Obama's $78 Billion Tax Hike on Low-Income Americans
Since the release of President Obama's budget, there has been a lot of focus on the entitlement reform aspects of it.
One of the less commented-upon aspects of the budget, however, is the nearly $1 per pack federal cigarette tax hike that it would institute to fund universal pre-Kindergarten education. The proposal would raise $78 billion over the next decade.
As Bloomberg News rightly points out, this is a crazy scheme that makes no financial sense:
Similarly, increasing the federal cigarette tax to $1.95 per pack to pay for a new national preschool program sounds great. Except when you consider that tobacco taxes are extraordinarily regressive, increase smuggling, and impose costs on a small and dwindling part of the population to pay for a putatively permanent federal program. It's hard to see how this tax is particularly fair.
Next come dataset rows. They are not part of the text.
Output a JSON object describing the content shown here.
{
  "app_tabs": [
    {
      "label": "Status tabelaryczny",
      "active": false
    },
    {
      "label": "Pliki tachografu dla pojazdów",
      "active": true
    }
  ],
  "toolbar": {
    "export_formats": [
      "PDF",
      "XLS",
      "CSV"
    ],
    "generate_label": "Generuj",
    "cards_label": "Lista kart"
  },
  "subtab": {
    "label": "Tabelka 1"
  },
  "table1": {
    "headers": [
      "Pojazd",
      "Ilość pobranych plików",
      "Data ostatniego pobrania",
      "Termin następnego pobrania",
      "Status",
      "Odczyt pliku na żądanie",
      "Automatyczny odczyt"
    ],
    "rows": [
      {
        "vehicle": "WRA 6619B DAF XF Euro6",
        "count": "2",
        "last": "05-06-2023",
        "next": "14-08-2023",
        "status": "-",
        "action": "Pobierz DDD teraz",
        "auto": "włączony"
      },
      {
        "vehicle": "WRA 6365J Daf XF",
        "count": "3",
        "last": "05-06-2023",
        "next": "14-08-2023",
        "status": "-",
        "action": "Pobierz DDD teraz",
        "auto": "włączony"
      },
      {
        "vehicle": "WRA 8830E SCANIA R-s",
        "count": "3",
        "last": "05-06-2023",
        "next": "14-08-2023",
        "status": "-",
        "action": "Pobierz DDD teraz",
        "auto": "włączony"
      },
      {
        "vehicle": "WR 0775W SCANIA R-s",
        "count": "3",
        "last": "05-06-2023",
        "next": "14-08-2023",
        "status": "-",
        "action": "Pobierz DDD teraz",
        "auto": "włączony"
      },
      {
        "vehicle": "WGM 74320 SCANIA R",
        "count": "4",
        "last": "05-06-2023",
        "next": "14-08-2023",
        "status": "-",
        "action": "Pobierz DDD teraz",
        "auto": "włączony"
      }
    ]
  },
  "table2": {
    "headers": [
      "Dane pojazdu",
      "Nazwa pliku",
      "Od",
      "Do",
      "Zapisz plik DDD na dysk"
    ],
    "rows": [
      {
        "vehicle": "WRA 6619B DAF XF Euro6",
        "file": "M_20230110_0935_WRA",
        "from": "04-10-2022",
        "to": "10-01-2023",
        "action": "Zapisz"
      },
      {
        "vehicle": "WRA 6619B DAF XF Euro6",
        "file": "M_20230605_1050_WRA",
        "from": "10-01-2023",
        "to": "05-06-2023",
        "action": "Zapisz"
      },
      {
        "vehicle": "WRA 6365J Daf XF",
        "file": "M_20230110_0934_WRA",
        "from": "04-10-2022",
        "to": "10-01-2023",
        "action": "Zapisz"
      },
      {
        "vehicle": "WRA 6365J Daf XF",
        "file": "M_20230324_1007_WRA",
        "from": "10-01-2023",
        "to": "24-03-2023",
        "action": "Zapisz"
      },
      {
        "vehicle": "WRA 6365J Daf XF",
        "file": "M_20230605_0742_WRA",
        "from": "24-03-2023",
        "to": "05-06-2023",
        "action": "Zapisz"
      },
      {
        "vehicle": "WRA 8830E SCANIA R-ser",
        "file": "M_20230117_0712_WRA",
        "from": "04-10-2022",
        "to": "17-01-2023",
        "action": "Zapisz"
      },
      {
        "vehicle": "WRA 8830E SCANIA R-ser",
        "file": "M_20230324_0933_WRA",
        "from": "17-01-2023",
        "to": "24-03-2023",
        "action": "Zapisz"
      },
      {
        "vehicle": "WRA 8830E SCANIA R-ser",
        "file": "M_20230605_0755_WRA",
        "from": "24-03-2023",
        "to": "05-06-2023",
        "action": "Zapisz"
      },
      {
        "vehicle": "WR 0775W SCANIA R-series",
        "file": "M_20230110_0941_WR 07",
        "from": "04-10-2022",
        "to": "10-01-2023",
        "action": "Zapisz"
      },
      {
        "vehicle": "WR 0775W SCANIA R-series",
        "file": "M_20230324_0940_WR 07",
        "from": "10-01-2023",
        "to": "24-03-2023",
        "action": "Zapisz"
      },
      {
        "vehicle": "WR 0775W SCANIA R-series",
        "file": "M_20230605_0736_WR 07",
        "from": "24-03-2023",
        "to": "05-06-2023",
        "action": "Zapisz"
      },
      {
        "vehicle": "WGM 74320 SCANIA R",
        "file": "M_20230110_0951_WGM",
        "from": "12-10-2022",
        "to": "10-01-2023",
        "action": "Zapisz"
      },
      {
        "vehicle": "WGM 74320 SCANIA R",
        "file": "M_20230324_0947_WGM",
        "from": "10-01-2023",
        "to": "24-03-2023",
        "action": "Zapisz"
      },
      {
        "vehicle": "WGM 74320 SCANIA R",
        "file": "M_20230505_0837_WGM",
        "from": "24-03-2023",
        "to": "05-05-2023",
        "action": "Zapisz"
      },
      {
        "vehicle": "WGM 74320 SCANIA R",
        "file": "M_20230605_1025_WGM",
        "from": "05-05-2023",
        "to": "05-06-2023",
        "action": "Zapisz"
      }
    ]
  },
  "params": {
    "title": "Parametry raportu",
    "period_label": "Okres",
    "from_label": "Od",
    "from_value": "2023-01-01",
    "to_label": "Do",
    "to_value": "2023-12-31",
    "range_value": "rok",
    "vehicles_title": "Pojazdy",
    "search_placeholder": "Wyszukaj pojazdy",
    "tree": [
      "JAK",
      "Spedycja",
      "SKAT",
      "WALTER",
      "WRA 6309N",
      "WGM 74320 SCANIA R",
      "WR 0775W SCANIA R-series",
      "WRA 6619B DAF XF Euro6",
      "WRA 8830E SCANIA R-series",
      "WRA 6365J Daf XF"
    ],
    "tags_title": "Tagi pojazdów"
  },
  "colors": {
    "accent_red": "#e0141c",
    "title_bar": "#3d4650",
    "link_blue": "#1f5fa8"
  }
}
And as the rate of adults who smoke cigarettes continues its inexorable long-term decline, it's even harder to see how the revenue will be sustainable.
Last year, a major study showed just how regressive tobacco taxes are: In New York, the state with the highest cigarette tax in the nation and in parts of which a pack of premium brand cigarettes can cost you over $10 per pack, low-income smokers "spent nearly 25 percent of their household income on cigarettes." Meanwhile, nationwide, the poorest smokers spent nearly 15 percent of their household income on cigarettes. So, under Obama's new budget plan, these people will be hammered hardest and even harder than they have been to-date.
Unless they quit, that is. And of course that is the really crazy part of the plan. Obama claims universal pre-K education is a necessary item for the federal government to fund. It's going to have a very hard time funding this "essential priority" if smokers quit, cut back, or -- increasingly a possibility in certain major cities -- start buying illicit cigarettes smuggled in from overseas, to evade taxes.
In Rhode Island, which has the nation's second highest cigarette tax, just last year, a Chinese national was charged with smuggling more than $1 million worth of counterfeit Marlboros into Miami. And in 2011, smugglers dealing in Vietnamese-made Marlboros got busted in Washington State for evading a whopping $24 million in taxes through their illicit importation of the smokes.
If Obama's scheme were to succeed, it would incentivize both smokers quitting and this kind of criminality, which is bad news if you think funding universal pre-Kindergarten is a national priority.